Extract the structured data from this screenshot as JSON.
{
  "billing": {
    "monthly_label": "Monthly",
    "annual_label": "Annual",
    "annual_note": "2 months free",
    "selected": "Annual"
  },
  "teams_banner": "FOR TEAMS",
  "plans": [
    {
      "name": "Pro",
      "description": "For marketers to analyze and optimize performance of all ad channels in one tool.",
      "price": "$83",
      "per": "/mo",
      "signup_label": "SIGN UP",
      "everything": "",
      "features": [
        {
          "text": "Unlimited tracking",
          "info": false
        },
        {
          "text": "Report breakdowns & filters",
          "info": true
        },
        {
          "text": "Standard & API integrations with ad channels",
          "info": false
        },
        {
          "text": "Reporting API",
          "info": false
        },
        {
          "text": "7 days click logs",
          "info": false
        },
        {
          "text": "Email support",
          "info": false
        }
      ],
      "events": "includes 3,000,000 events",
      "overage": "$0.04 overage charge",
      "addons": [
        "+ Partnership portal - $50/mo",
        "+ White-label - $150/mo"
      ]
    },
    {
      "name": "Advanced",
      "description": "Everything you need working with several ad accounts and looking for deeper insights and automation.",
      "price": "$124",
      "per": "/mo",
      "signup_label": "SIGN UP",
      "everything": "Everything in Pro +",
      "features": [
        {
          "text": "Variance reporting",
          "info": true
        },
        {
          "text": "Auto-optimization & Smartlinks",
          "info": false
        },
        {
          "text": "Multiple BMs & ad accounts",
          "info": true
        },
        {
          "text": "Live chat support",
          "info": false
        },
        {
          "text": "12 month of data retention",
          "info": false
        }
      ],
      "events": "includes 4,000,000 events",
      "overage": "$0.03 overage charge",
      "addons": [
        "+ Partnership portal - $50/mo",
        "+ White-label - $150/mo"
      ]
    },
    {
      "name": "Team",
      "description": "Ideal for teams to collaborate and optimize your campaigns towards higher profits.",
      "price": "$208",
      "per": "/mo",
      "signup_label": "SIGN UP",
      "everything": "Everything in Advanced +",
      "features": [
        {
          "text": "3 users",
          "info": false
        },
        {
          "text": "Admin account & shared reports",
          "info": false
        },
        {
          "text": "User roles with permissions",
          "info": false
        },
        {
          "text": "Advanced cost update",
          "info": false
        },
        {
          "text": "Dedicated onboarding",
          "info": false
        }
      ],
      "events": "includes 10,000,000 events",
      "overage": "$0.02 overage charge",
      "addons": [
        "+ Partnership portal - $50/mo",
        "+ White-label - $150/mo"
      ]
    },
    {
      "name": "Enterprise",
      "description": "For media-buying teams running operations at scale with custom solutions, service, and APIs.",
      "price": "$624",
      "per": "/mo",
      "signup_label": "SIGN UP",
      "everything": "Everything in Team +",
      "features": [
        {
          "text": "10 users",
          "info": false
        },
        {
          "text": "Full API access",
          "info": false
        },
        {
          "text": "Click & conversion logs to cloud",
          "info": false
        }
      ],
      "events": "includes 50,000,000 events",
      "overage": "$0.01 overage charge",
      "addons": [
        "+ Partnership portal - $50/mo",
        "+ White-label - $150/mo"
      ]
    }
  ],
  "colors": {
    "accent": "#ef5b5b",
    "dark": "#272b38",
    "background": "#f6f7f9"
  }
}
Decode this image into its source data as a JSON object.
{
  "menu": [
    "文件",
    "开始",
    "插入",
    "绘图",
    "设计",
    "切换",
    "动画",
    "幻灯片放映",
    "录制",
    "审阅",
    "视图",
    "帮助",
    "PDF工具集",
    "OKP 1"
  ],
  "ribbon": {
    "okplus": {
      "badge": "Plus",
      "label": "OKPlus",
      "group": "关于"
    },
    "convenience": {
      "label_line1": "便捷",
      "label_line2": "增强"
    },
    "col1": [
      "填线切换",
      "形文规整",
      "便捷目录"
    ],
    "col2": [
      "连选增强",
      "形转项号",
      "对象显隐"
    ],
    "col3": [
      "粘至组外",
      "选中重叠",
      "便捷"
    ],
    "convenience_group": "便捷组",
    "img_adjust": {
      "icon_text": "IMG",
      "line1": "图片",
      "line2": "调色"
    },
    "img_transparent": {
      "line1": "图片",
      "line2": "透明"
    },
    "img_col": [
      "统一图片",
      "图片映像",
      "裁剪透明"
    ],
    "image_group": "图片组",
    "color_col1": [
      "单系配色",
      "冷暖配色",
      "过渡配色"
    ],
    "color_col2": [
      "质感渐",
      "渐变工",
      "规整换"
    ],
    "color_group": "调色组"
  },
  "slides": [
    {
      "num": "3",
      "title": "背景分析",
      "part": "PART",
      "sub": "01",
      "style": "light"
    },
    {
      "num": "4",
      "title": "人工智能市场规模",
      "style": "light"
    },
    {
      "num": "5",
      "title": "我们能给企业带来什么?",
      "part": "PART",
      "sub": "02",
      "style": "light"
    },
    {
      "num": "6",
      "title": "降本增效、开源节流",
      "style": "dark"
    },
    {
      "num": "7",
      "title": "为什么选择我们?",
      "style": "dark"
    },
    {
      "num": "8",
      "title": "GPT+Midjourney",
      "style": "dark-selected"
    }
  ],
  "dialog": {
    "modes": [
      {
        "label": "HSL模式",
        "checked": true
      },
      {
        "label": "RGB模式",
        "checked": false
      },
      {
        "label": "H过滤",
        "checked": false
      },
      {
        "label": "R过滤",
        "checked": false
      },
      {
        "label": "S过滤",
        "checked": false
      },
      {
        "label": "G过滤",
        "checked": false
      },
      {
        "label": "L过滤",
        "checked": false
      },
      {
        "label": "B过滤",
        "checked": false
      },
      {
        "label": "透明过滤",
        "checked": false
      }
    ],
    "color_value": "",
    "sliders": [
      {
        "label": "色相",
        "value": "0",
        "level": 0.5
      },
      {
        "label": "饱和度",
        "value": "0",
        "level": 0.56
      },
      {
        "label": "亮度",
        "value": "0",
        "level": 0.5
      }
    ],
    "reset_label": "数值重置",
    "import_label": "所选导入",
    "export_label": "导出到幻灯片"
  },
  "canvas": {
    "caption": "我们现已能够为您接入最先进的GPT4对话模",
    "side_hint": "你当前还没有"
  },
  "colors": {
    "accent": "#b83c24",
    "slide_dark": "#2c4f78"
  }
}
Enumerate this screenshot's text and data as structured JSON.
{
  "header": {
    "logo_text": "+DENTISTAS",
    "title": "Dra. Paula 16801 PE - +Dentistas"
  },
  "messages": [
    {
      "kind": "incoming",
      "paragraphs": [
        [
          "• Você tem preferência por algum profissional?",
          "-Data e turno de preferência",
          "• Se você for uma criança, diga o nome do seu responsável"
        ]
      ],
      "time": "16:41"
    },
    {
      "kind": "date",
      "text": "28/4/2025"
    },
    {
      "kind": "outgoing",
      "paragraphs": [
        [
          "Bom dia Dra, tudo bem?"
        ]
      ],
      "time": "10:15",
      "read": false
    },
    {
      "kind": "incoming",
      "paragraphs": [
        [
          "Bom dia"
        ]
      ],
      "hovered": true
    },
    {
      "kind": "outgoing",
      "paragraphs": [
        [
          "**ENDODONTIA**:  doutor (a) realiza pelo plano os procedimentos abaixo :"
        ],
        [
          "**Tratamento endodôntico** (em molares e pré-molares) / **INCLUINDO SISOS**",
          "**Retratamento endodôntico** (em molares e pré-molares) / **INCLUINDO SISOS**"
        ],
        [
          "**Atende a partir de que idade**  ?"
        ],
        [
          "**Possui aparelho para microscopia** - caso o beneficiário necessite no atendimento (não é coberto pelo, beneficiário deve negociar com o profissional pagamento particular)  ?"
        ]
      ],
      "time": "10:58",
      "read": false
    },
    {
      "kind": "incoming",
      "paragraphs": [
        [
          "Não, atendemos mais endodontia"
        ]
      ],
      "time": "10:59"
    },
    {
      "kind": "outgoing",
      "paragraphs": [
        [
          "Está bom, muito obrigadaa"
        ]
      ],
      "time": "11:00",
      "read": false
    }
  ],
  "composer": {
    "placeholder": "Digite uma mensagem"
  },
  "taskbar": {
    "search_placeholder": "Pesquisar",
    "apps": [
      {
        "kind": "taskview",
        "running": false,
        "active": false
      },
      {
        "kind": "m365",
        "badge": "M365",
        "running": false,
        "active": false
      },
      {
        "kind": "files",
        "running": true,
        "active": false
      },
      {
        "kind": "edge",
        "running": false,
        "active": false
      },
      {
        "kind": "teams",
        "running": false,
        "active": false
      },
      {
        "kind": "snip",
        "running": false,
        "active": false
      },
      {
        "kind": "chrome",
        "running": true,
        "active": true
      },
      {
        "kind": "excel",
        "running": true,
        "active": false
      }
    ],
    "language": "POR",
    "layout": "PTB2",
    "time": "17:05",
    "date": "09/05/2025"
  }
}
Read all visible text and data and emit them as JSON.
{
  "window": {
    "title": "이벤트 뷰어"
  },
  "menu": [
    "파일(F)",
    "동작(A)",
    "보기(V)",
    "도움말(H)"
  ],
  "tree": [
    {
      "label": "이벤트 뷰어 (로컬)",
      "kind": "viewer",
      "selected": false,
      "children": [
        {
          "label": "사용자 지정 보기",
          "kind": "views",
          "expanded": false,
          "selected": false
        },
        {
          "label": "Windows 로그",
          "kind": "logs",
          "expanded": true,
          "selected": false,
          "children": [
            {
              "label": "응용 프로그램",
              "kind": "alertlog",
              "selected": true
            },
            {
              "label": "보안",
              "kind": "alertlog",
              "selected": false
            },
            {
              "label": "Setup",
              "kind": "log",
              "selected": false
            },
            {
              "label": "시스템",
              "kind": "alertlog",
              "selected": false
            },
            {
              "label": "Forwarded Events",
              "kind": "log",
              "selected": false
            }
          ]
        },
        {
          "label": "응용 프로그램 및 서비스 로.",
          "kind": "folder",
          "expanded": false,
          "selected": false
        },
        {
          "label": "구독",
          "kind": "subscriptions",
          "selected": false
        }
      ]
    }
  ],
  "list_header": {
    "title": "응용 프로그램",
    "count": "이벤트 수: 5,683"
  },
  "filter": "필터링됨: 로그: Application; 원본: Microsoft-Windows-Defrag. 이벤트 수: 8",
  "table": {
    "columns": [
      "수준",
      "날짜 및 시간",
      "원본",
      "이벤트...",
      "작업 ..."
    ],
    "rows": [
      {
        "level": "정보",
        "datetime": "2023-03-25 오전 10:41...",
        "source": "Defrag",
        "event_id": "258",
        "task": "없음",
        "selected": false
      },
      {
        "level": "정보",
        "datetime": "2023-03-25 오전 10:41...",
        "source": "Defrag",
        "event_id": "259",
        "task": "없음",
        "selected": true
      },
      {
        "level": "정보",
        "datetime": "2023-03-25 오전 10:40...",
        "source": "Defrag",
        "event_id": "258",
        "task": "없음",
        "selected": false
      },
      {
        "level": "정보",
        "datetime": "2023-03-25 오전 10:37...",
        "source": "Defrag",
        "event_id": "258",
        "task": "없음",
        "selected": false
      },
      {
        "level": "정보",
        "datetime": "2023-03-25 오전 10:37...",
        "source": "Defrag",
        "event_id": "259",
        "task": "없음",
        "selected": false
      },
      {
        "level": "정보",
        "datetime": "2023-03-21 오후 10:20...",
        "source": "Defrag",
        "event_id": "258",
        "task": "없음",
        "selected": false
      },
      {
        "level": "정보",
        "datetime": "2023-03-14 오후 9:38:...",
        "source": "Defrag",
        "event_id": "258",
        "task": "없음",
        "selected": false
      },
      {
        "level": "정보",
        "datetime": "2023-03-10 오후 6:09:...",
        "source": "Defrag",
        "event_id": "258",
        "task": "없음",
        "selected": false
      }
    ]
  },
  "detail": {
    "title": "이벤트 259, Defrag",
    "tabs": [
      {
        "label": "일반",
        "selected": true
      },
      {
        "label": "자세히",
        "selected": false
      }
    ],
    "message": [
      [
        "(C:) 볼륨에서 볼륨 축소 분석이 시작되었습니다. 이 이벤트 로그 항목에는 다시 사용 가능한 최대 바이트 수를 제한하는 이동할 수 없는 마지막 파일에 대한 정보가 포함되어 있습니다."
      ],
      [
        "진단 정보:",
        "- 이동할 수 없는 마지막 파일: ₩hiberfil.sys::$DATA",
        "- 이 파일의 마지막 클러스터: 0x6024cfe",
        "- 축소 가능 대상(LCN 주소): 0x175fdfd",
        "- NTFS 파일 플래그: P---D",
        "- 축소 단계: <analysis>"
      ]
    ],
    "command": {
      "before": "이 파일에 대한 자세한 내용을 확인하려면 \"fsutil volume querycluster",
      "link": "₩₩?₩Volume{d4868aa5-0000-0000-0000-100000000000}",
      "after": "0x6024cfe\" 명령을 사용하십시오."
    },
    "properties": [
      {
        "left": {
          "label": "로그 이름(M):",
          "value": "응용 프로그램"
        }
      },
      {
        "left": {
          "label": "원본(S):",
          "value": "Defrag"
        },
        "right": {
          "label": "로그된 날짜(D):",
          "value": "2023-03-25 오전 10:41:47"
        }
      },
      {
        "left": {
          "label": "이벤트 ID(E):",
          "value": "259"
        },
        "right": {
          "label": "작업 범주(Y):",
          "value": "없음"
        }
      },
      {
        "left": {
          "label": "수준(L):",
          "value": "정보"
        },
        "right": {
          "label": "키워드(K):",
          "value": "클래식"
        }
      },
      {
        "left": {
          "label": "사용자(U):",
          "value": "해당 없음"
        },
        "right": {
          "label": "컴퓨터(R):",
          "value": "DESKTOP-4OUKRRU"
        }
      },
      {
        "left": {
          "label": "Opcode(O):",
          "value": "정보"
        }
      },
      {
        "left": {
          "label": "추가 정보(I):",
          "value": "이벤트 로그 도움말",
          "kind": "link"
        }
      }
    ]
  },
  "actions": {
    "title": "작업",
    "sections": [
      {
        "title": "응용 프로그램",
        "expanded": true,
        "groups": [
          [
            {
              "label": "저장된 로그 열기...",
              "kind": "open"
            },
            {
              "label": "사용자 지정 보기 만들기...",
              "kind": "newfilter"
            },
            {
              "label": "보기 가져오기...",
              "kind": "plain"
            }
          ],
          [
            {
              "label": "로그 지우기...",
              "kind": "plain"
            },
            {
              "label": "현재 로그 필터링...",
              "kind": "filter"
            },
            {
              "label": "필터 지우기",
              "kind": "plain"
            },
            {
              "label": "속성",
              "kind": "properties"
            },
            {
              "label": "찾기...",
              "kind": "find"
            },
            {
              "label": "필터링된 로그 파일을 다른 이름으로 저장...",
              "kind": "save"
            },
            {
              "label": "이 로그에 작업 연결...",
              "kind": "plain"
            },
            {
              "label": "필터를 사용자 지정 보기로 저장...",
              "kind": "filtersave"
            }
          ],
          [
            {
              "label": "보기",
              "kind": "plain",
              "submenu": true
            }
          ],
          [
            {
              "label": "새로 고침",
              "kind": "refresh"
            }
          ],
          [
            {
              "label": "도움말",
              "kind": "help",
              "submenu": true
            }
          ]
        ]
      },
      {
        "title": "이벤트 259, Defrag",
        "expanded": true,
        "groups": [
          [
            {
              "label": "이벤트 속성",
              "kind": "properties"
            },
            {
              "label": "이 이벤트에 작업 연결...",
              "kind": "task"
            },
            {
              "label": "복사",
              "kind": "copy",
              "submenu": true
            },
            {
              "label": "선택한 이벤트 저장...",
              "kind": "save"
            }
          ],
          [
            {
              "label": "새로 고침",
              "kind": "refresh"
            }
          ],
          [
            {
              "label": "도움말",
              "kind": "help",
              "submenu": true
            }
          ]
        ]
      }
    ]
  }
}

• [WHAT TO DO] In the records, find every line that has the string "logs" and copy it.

• [RESPONSE AREA]
          "text": "7 days click logs",
          "text": "Click & conversion logs to cloud",
          "kind": "logs",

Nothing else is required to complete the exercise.